Work task -> All lines ahead of the one containing "What's the underlying" are to be left out; that line and each one after it, through the end of the records below, are to be duplicated exactly.

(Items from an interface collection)
= = = = =

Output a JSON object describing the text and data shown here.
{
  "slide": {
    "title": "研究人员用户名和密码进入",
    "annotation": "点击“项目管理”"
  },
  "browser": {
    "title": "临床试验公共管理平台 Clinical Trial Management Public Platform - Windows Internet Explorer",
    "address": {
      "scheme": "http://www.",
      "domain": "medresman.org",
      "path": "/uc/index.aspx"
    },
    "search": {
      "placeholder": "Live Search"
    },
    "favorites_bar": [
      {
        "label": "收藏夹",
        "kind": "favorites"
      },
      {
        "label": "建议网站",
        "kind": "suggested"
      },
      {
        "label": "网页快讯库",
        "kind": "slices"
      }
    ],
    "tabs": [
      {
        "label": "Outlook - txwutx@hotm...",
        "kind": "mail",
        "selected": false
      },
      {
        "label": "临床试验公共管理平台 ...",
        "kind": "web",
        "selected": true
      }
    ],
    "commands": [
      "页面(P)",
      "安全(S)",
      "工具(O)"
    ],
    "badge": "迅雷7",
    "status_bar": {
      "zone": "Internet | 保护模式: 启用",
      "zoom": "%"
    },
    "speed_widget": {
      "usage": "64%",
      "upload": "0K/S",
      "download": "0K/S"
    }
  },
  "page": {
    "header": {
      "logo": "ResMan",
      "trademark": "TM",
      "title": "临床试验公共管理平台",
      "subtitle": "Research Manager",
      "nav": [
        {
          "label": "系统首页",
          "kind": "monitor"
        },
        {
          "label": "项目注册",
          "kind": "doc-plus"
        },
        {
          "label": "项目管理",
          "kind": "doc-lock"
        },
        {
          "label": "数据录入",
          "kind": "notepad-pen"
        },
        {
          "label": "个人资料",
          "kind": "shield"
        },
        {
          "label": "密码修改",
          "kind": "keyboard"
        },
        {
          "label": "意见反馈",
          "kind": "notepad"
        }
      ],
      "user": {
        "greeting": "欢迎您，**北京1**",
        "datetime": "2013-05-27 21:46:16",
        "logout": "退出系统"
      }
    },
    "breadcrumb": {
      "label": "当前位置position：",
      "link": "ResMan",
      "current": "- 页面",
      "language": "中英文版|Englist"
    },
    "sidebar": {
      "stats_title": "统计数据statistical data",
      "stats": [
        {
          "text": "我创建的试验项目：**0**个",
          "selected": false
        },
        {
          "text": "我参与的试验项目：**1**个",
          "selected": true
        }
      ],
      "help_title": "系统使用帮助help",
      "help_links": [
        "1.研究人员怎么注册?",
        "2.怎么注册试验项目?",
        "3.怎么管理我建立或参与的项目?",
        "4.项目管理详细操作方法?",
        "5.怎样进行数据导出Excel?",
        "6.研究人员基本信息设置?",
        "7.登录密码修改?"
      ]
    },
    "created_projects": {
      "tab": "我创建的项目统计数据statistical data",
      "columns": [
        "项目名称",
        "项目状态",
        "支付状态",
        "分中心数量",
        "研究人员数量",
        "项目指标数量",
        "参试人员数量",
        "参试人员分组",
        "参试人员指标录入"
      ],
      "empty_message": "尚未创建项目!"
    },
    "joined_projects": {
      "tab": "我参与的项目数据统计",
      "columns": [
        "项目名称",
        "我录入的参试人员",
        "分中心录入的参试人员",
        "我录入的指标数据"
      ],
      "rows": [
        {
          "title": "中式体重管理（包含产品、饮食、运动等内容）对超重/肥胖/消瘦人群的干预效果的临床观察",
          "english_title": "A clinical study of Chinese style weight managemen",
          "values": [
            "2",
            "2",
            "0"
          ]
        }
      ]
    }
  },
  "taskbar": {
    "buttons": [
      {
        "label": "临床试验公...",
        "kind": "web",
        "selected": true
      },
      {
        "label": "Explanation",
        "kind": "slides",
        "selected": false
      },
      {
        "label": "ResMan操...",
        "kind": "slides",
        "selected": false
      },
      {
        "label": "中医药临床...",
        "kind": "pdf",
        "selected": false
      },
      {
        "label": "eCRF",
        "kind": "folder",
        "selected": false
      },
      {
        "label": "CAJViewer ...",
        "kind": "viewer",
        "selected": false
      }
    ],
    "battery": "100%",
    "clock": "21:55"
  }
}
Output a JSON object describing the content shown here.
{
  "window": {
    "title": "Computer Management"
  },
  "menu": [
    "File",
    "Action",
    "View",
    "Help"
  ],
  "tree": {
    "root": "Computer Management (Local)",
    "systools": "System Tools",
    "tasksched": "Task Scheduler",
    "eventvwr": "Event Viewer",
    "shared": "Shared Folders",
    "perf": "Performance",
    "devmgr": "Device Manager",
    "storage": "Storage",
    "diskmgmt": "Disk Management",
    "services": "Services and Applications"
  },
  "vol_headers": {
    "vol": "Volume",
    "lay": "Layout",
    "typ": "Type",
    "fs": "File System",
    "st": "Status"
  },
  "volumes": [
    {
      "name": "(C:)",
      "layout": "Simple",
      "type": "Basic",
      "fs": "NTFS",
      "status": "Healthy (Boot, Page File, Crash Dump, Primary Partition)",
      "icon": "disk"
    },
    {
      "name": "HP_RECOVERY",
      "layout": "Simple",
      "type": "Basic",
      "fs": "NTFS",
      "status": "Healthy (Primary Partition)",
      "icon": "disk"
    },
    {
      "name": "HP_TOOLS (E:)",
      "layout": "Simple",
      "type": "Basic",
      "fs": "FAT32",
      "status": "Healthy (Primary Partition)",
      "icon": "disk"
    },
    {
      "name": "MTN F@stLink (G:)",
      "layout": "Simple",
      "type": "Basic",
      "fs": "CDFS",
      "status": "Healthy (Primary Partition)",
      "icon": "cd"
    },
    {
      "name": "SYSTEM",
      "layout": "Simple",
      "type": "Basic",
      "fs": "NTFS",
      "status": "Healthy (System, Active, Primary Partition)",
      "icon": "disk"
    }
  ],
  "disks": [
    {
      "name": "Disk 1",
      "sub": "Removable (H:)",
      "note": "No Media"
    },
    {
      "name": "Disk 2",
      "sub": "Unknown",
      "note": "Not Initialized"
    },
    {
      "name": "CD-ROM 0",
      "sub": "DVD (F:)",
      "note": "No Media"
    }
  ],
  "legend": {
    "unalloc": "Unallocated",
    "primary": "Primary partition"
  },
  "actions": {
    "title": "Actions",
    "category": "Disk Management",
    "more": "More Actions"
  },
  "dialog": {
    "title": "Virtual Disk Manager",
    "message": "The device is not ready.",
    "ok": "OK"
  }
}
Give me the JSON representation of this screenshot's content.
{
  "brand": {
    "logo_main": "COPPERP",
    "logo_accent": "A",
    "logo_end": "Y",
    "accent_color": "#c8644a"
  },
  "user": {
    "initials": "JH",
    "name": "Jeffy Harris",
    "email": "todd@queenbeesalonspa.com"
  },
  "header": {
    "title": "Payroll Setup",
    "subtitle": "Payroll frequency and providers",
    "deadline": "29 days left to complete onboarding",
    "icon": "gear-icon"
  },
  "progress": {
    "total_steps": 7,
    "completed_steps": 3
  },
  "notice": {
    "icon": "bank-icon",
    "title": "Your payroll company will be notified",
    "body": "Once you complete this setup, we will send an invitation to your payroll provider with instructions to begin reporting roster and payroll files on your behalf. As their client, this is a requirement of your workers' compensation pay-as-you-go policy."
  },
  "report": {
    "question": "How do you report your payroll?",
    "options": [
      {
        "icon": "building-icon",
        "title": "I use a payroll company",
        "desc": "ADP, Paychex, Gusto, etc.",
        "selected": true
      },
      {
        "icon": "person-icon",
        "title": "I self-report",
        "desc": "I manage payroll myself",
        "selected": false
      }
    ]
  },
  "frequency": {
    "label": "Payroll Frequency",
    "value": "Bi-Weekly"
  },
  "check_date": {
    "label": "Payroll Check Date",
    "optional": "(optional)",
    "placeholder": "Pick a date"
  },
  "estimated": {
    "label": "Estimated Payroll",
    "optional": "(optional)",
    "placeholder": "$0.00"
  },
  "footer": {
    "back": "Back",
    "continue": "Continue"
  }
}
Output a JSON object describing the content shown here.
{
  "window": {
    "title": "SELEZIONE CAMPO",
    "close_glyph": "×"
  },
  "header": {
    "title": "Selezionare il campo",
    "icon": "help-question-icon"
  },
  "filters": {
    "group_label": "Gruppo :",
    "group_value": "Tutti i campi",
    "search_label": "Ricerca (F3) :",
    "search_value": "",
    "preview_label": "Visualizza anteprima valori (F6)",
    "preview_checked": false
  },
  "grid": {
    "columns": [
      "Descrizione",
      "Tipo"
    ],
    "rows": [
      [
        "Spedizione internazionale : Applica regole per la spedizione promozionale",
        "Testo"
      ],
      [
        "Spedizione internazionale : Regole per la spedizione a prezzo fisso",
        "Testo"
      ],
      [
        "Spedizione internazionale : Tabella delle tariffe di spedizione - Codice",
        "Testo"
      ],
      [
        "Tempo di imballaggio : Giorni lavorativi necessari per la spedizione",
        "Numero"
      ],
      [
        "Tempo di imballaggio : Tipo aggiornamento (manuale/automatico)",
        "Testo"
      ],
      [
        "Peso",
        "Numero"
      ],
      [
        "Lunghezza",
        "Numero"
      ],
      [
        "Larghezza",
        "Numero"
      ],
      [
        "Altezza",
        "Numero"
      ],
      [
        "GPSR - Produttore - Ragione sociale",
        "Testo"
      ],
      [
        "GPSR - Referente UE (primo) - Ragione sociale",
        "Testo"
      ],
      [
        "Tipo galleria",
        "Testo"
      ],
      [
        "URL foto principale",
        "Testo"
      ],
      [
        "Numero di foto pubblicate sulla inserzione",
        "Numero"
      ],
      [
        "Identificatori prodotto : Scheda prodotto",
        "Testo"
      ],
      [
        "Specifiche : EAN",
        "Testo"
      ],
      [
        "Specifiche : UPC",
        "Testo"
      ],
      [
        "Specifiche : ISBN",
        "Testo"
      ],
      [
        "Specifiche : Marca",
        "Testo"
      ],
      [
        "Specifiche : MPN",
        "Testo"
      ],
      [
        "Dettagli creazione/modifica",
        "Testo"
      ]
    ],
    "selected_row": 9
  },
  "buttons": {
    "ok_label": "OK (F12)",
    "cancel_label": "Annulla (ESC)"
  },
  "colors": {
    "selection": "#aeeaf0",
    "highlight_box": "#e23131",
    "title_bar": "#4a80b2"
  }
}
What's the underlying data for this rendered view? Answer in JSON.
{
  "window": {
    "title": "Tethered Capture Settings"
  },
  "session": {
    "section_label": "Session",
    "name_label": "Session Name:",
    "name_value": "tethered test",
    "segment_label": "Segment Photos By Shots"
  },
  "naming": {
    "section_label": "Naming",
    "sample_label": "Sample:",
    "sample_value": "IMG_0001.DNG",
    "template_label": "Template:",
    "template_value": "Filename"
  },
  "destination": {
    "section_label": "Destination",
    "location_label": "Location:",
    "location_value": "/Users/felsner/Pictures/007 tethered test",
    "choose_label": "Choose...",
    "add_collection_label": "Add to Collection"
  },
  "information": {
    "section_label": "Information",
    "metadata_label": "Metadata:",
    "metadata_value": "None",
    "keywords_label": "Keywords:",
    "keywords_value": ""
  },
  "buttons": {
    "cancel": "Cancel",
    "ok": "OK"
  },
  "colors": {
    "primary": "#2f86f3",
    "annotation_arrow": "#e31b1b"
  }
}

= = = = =

Task result ->
What's the underlying data for this rendered view? Answer in JSON.
{
  "window": {
    "title": "Tethered Capture Settings"
  },
  "session": {
    "section_label": "Session",
    "name_label": "Session Name:",
    "name_value": "tethered test",
    "segment_label": "Segment Photos By Shots"
  },
  "naming": {
    "section_label": "Naming",
    "sample_label": "Sample:",
    "sample_value": "IMG_0001.DNG",
    "template_label": "Template:",
    "template_value": "Filename"
  },
  "destination": {
    "section_label": "Destination",
    "location_label": "Location:",
    "location_value": "/Users/felsner/Pictures/007 tethered test",
    "choose_label": "Choose...",
    "add_collection_label": "Add to Collection"
  },
  "information": {
    "section_label": "Information",
    "metadata_label": "Metadata:",
    "metadata_value": "None",
    "keywords_label": "Keywords:",
    "keywords_value": ""
  },
  "buttons": {
    "cancel": "Cancel",
    "ok": "OK"
  },
  "colors": {
    "primary": "#2f86f3",
    "annotation_arrow": "#e31b1b"
  }
}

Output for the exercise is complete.